August 27, 2014 by Paul Goldsmith
As the summer holidays come to an end, I wonder how many of you will have come back from a stay in an Airbnb property? If you have, I wonder how many of you realised the extent to which you were putting your life in your own hands? Airbnb is a fine example of the destructive power of the internet, but also of the dangers of allowing the unregulated to compete directly with the regulated. This will need to be changed soon.
Airbnb allows users to rent out their rooms to tourists. It has arranged more than 10 million stays in 600,000 rooms across 34,000 cities. You can find any type of place, and more importantly to many you get to stay right in the centre of a city without paying huge hotel prices. It gives a tourist the chance to pretend they are part of their destination’s fabric, instead of being a passing guest. The hotel industry have struggled to compete with this, and it has affected some, particular the smaller hotels. A Boston university study compared revenue data from Texas cities where Airbnb operates with those in which it doesn’t and found that for every 1% increase in Airbnb bookings, there is a 0.05% decrease in hotel revenue.

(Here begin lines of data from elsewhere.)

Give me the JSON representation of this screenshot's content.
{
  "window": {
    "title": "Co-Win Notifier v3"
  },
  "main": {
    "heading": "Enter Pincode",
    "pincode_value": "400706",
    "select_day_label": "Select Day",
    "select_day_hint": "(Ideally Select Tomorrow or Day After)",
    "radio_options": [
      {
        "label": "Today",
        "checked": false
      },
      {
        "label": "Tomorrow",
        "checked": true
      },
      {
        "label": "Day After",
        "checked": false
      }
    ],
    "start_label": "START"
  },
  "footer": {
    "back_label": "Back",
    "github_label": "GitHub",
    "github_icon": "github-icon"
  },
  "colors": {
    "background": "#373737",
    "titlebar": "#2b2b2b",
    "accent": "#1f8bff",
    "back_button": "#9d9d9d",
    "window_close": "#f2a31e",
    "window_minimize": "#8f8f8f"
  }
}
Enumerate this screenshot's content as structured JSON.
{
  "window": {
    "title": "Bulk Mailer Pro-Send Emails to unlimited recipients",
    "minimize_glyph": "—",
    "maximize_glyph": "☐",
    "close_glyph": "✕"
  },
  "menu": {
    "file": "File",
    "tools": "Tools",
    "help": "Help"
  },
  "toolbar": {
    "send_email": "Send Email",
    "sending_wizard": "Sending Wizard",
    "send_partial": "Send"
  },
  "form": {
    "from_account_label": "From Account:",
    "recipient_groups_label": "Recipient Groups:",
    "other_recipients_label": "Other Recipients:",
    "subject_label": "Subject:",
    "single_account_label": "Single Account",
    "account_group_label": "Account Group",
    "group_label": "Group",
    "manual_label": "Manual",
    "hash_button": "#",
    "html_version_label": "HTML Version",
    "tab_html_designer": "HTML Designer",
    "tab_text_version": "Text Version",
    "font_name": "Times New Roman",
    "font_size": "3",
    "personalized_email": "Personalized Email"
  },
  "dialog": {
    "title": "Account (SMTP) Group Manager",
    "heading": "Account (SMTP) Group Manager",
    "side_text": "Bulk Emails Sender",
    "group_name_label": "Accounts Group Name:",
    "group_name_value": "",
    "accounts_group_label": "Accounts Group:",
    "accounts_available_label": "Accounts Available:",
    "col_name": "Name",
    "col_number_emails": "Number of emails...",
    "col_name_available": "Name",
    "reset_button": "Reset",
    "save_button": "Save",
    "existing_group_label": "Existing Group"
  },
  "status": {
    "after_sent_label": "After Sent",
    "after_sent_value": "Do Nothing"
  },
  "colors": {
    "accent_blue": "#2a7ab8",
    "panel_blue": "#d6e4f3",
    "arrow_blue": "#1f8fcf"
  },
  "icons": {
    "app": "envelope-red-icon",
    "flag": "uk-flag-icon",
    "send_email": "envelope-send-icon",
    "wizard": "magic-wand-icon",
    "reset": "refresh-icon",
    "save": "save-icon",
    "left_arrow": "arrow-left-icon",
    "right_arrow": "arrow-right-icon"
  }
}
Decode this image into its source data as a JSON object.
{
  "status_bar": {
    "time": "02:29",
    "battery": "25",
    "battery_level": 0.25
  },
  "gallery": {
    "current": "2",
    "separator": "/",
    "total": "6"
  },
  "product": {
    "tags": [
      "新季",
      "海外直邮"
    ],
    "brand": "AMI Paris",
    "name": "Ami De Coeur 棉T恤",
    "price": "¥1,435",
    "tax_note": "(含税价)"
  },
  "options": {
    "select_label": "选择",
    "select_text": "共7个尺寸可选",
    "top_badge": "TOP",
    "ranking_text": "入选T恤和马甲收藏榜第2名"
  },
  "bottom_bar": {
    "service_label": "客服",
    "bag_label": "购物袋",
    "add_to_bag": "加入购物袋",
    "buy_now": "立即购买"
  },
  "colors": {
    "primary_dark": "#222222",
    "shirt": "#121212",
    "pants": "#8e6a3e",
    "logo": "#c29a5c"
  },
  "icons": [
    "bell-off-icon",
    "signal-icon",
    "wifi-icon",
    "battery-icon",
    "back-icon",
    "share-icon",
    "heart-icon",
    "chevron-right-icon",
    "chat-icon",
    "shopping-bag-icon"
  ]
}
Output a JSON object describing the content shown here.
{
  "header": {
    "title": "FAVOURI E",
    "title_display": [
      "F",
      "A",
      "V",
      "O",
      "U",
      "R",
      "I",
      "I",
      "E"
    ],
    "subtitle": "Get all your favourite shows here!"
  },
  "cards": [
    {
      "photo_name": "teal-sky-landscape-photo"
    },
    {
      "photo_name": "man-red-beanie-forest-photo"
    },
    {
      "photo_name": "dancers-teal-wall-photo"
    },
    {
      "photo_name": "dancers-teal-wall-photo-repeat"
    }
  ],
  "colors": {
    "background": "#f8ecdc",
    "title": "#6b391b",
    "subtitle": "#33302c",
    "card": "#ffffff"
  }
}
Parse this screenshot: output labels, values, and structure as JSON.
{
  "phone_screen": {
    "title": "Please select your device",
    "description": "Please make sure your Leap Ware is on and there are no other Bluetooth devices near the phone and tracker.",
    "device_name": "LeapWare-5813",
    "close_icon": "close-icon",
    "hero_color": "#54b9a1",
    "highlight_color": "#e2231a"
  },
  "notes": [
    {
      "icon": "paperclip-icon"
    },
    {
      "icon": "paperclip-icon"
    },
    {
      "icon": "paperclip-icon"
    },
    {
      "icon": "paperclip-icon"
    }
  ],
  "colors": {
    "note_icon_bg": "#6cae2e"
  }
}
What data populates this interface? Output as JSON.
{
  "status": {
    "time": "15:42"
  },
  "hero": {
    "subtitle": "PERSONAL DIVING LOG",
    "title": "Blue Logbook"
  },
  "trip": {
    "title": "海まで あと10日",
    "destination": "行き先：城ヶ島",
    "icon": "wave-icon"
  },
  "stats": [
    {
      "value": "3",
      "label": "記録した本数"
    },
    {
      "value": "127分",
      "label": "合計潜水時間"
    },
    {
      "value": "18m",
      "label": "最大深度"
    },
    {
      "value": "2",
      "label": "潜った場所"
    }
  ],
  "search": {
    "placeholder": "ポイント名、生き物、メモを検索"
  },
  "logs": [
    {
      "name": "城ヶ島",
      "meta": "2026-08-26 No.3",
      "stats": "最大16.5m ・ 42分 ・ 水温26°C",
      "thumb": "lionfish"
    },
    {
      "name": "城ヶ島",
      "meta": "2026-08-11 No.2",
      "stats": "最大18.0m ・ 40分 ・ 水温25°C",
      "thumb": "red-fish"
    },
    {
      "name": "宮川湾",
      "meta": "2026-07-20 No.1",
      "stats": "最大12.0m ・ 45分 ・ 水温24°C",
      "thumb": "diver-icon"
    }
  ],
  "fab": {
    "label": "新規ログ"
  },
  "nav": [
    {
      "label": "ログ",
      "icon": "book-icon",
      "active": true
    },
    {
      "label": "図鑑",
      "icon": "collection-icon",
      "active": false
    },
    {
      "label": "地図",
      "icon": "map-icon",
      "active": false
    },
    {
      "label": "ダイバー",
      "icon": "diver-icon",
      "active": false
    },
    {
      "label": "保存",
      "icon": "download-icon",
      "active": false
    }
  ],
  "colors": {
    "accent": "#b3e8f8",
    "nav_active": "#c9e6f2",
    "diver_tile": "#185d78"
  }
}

In an industry that can have small margins, that is significant.
But, according to The Caterer magazine, the hospitality industry, whilst accepting that it is fair for them to be subjected to competition, are arguing that it is not fair that they have to compete in a playing field that is patently not level. David Weston, the CEO of the Bed and Breakfast a Association pointed out that his members have to have signs outsides their properties, are subject to inspection by fire regulators and food hygiene inspectors, have to pay for copyright for music and also pay liability insurance in addition to many other stipulations that grow every year. In contrast, someone can make money through Airbnb without paying for any red tape, and through that undercut those who do. Hotel consultant Melvin Gold said that “you can’t have something completely unregulated going up against regulated sectors – it’s not fair.” Weston adds that he has no problem with AirBnb, but that the regulators are asleep to the changes in the market and need to either abolish the regulations or apply them across the board, so everyone is competing under the same rules.”
It is likely that what will need to happen for a change to take place is a problem with an Airbnb property. Someone might get hurt, or a fire break out caused by a lack of an inspection. At that point the regulators may get involved. You might expect our politicians to get involved on the legislative front, but no politician in the year before an election will ask for regulation which adds to prices for people staying in the UK, particularly as Airbnb is a global website. It’s a bit like with Uber, the private cab company that is competing with black cabs but are far less regulated. Something horrible will have to happen before they get regulated more closely. Until then, life will be unfair for the hospitality industry, as it is for the black cabs. Free market competition is happening, but if one competitor is regulated and the other isn’t, it is not a free market.
Until then, the consumer wins….until one customer loses seriously. At which point there may be a large chorus of “we told you so”.